Botswana’s Treat All strategy that seeks to provide antiretroviral therapy to all citizens living with HIV\AIDS hangs in the balance following claims that the American Government is threatening to stop its financial aid.
The allegations were made by a member of the Public Accounts Committee (PAC) Dithapelo Keorapetse who appeared to have inside information on the internal affairs at the Ministry of Health.
Keorapetse who is also a Member of Parliament for Selibe Phikwe West said the US Government had made an undertaking to support the initiative with P2 billion for drugs adding that that was why the initiative was adopted.
He said the understanding was that the Botswana Government would not incur additional costs.
He alleged that the American government later decided to pull out after they discovered that the company supplying drugs for the Treat All strategy is a British company; they had thought it would be a USA drug company. Sunday Standard reported last year that information surrounding procurement and financial details of dolutegravir, an HIV drug considered very expensive to be used on newly diagnosed HIV patients in Botswana was classified.
Experts say this is one of the most expensive health agreements ever reached by a government and pharmaceutical company in the sub-continent. ViiV is a global specialist HIV company partly owned by GlaxoSmithKline (GSK).
GSK is one of the world’s leading research-based pharmaceutical and healthcare companies.
The tender was announced by ViiV last year. Sunday Standard investigations revealed that at least 30 tablets of Tivicay costs around $1, 429, and 93.
Keorapetse said it was still unclear how the Ministry of Health identified the drug company and who negotiated the deal.
Responding to the allegations raised by Keorapetse, Permanent Secretary in the Ministry of Health Shenaz El-Halabi said she was not aware that the American Government intended to pull out of the Treat All strategy agreement. She said the agreement was that the Treat all Strategy was to start from last year when it was launched and last until 2020. She said that the funding from the US Government is in the region of $1.5 million.
Keorapetse further claimed that there are no malaria drugs at some facilities in areas where malaria is prevalent. He made reference to unconfirmed reports of expired malaria drugs which the ministry has kept secret. He asked what the value of the expired drugs was, and why the ministry was secretive about the issue.
He also challenged Shenaz to comment on allegations that the recent malaria outbreak was due to negligence on the part of the ministry which was sitting on expired drugs which could not be administered for preventive measures before the rainy season. He asked why the ministry did not conduct malaria spraying exercises before the recent rainy season to prevent the outbreaks which allegedly resulted in deaths that could have been avoided.
Shenaz denied that there were expired drugs at the Central Medical Stores.
Keorapetse also wanted Shenaz to explain why Government took a decision to deny all officers at D1 scale and below, who travel abroad on Government official missions, incidental expenses which they are entitled to.
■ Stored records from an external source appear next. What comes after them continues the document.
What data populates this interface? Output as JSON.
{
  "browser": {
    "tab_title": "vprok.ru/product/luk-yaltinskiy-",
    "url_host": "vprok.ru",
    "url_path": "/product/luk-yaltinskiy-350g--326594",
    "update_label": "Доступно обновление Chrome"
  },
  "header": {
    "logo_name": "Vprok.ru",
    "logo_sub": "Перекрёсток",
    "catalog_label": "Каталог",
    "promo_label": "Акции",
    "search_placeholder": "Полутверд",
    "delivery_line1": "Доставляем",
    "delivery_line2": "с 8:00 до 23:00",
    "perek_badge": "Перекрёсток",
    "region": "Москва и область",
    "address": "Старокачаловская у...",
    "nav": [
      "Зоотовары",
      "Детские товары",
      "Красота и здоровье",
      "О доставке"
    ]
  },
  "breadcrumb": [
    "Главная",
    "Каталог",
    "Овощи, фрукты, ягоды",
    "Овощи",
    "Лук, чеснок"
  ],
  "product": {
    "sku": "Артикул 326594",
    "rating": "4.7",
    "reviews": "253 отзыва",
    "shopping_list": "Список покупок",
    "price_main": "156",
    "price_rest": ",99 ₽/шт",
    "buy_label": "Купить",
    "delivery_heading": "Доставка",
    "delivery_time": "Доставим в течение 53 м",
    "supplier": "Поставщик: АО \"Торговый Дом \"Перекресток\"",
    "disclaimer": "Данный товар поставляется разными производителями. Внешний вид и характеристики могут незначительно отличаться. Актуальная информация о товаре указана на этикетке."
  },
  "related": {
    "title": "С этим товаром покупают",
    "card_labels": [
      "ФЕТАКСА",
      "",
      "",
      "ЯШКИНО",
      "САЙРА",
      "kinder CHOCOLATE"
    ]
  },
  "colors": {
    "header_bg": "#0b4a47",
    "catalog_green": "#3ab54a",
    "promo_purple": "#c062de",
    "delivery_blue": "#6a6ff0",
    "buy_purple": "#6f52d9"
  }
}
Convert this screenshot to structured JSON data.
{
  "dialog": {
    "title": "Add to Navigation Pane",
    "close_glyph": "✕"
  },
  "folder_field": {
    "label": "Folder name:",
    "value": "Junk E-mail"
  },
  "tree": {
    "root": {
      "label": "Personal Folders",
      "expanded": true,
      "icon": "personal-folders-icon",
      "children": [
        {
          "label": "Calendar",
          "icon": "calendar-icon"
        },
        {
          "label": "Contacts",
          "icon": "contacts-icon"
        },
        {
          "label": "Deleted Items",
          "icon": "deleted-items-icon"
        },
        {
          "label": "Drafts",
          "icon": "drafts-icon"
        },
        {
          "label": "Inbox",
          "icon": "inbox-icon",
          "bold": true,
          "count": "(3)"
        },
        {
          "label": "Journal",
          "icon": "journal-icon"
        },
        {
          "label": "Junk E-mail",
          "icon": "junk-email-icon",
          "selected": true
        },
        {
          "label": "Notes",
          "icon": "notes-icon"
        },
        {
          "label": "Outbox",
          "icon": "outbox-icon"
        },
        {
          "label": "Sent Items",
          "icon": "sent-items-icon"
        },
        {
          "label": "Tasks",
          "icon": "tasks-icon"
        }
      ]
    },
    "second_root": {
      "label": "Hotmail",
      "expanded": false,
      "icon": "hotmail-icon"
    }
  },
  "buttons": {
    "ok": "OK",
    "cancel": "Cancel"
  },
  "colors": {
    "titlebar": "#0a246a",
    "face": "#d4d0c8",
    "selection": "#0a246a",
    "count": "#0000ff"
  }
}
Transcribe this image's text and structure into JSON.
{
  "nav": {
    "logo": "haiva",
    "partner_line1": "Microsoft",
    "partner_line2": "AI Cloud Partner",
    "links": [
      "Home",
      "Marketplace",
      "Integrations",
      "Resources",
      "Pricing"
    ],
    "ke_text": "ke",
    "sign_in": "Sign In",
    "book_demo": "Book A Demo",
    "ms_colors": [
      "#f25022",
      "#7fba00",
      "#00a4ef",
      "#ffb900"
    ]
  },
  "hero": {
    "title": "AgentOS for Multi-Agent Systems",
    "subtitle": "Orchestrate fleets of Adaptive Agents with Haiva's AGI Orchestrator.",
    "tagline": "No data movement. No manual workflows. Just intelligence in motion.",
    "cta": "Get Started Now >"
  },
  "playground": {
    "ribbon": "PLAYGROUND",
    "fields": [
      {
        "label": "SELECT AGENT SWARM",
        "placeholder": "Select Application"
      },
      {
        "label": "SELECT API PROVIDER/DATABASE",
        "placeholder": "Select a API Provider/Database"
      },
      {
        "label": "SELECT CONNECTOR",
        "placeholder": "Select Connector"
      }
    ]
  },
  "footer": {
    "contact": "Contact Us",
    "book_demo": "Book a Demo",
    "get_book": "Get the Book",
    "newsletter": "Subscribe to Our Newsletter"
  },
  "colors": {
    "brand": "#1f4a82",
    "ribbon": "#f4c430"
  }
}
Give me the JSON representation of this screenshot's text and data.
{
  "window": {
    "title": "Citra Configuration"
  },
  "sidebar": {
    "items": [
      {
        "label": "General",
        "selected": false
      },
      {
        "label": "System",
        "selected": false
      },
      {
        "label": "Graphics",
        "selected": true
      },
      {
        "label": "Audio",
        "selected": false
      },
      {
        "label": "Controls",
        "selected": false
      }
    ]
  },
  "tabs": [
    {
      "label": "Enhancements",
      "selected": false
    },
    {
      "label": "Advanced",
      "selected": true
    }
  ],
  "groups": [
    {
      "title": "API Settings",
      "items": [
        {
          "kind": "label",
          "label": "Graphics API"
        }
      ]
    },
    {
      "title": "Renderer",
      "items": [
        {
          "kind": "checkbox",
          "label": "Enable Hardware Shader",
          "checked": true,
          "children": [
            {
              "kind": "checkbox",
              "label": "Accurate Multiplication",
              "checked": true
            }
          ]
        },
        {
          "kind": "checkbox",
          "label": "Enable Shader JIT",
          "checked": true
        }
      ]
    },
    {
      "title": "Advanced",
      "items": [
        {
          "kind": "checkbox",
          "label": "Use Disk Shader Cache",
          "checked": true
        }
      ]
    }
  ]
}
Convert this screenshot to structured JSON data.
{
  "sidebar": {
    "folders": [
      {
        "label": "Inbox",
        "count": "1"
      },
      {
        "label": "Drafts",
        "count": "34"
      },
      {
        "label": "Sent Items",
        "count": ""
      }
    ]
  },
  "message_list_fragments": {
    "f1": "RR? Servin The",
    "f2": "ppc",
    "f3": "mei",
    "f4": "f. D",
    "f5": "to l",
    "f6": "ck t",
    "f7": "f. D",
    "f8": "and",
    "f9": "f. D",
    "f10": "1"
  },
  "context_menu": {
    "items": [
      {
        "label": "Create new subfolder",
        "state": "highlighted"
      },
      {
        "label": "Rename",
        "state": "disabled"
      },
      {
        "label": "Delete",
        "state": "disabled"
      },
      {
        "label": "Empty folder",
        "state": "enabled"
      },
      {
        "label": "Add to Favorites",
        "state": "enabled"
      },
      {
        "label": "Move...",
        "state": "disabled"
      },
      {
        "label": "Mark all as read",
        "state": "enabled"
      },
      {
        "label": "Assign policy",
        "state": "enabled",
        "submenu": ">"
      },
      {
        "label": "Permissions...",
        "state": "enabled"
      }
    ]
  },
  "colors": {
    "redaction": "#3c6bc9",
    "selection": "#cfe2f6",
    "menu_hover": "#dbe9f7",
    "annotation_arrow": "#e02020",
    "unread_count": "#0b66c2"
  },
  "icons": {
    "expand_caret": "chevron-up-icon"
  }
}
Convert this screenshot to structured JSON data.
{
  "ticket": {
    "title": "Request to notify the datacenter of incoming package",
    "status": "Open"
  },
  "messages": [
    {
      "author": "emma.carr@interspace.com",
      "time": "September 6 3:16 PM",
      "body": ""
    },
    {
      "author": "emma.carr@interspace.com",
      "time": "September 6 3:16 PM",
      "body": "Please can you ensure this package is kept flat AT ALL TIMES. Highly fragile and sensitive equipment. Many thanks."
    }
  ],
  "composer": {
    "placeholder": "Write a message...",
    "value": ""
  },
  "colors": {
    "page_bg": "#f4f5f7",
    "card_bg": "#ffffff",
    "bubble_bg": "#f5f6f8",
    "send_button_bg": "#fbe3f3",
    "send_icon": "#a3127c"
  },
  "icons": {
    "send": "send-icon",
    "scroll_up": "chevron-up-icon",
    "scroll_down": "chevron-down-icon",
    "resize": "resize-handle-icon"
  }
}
Shenaz said if there is such a development the intention was not to cancel it but it was done for purposes of cost containment.
Keorapetse insisted that the Ministry should not compromise on that policy saying it could dent the country’s image when its officers are stranded overseas or failing to buy medication because they had not been given per diem.
Shenaz agreed that she would ensure that officers are provided with per diem when they travel overseas.
According to Keorapetse there are claims that the Ministry was diverting per diem due to officers below D1 scale towards financing the Treat All Strategy for HIV/AIDS. He also wanted to know why Ministry decided to adopt such a strategy if it was aware that funds were not available. He said that in rare cases where the per diem is given, junior officers (employees at D1 and bellow salary scale) are given 10% per diem regardless of the nature of their travel abroad as per the General Orders 109.9, while the senior management and executive staff enjoy at least 25% per diem.